2004 Denver Annual Meeting (November 7–10, 2004)

Paper No. 14
Presentation Time: 11:30 AM


PHINNEY, Robert A.1, SIGMAN, Daniel2 and ONSTOTT, Tullis C.2, (1)Geosciences, Princeton Univ, Princeton, NJ 08544, (2)Department of Geosciences, Princeton Univ, Princeton, NJ 08544, rphinney@princeton.edu

Field programs have traditionally been taught to mid-level undergraduates, following their commitment to a Geology major and a basic menu of professional coursework. Typically, entering students have virtually no decent background in the earth sciences, and tend to move toward better known majors; even science-inclined students and engineers do not consider Geology. The Princeton program of Freshman Seminars permits us the opportunity of taking 20 applicants on a 9-day field program during fall break. Since most of our freshmen come from an urbanized region in the east, we introduce them to Geology by taking them to the Long Valley region in California.

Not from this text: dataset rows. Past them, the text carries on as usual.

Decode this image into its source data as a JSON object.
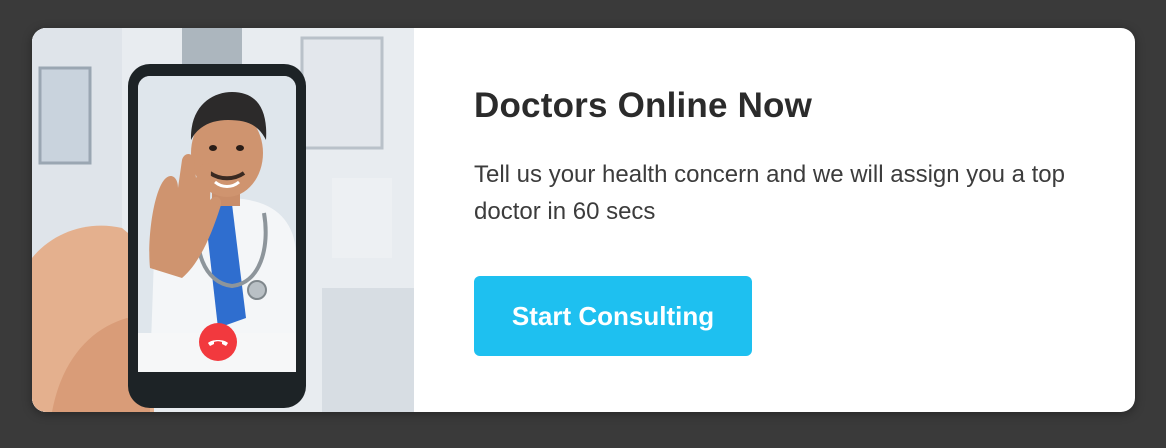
{
  "banner": {
    "title": "Doctors Online Now",
    "description": "Tell us your health concern and we will assign you a top doctor in 60 secs",
    "cta_label": "Start Consulting",
    "cta_color": "#1ec0f0",
    "end_call_color": "#f2393e",
    "photo_icon": "video-call-doctor-illustration",
    "end_call_icon": "phone-hangup-icon"
  }
}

The course title "Active Geological Processes" is a natural outcome of a trip to this area. Volcanism, earthquakes, faulting, glaciation, landsliding, and rapid geomorphic evolution are evident to the beginner. Salient aspects of the pedagogy are: (1) "knock their socks off" exposure to this area; (2) each day's effort is localized around one site; (3) students keep a field notebook, with observations, discussions, and field sketching combined. The textbook serves as a resource. A great deal of catch-up learning occurs on the outcrop with the active coaching of the instructors. For 20 students, we need 4-5 instructors to keep the student-teacher interactions alive.

The main purpose is to offer a course which embodies a pedagogically powerful means of introducing students to the earth sciences... one which is often described as "my best experience at Princeton"... and which can communicate to the University community as a whole the nature of our subject. It is clearly oriented as a recruiting tool, but only as a natural consequence of the course experience.

From a 14-year experience with the Long Valley trip, we have been able to elicit University funding for an Oceanography trip to Bermuda [2003] and a new trip to Yellowstone with a focus on geologically extreme life environments.

Conclusions: [1] We strongly recommend an intensive field experience as the introductory stage in geological education, when other constraints permit; [2] Approximately 2-4 of each cadre of 20 go on to become departmental majors; [3] These programs have had an important role in increasing the visibility and positive "buzz" of the department with both students and faculty in the University as a whole.